▸ **Your objective**:
All lines in the data below carrying the string "Tips" are to be located and copied.

▸ **Supplied data**:

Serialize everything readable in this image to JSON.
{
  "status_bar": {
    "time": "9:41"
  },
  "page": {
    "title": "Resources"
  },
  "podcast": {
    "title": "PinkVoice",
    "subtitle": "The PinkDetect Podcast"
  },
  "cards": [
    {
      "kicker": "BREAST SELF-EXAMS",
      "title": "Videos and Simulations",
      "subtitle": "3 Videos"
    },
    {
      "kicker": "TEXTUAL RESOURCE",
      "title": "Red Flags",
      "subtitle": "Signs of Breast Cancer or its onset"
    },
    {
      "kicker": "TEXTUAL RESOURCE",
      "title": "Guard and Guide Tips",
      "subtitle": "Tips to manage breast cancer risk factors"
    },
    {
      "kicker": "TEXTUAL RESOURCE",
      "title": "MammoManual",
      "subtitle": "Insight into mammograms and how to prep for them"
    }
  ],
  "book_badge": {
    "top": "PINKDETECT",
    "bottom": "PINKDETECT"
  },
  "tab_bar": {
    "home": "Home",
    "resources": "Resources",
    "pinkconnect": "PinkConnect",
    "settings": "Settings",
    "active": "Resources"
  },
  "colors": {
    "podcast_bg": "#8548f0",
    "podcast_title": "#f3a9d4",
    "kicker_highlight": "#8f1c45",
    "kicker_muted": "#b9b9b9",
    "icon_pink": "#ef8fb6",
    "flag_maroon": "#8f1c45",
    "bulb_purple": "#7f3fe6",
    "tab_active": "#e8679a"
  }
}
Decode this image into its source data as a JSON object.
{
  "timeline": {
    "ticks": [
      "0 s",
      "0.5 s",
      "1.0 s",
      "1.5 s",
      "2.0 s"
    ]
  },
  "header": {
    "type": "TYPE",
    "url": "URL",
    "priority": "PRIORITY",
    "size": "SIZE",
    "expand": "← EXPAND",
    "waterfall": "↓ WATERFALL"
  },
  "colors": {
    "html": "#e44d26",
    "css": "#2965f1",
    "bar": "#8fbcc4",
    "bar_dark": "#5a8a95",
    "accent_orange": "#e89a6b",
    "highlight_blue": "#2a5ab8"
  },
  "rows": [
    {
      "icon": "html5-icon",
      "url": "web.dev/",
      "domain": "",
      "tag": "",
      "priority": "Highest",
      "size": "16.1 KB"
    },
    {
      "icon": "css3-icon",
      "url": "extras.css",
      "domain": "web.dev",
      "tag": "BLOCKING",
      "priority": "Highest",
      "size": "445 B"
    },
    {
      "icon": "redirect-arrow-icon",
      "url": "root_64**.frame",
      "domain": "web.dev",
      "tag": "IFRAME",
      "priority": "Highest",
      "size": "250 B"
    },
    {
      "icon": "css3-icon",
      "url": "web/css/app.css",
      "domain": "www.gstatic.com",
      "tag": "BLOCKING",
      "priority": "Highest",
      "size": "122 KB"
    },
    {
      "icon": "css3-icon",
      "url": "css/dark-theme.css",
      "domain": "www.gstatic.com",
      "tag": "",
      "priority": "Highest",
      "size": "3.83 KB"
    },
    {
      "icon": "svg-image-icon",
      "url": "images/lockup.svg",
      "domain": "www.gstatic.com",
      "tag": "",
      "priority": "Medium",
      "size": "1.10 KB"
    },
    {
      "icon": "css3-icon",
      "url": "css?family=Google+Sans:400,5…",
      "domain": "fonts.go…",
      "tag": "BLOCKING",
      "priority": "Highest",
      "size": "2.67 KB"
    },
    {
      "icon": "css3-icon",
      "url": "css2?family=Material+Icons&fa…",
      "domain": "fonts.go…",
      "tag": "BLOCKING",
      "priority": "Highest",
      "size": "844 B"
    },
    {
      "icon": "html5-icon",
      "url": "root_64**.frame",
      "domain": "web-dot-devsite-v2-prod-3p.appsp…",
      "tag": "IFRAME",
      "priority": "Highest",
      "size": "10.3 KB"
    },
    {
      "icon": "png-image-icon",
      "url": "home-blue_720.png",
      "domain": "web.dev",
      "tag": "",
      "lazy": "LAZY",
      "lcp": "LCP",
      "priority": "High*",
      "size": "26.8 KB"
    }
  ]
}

▸ **Task result**:
      "title": "Guard and Guide Tips",
      "subtitle": "Tips to manage breast cancer risk factors"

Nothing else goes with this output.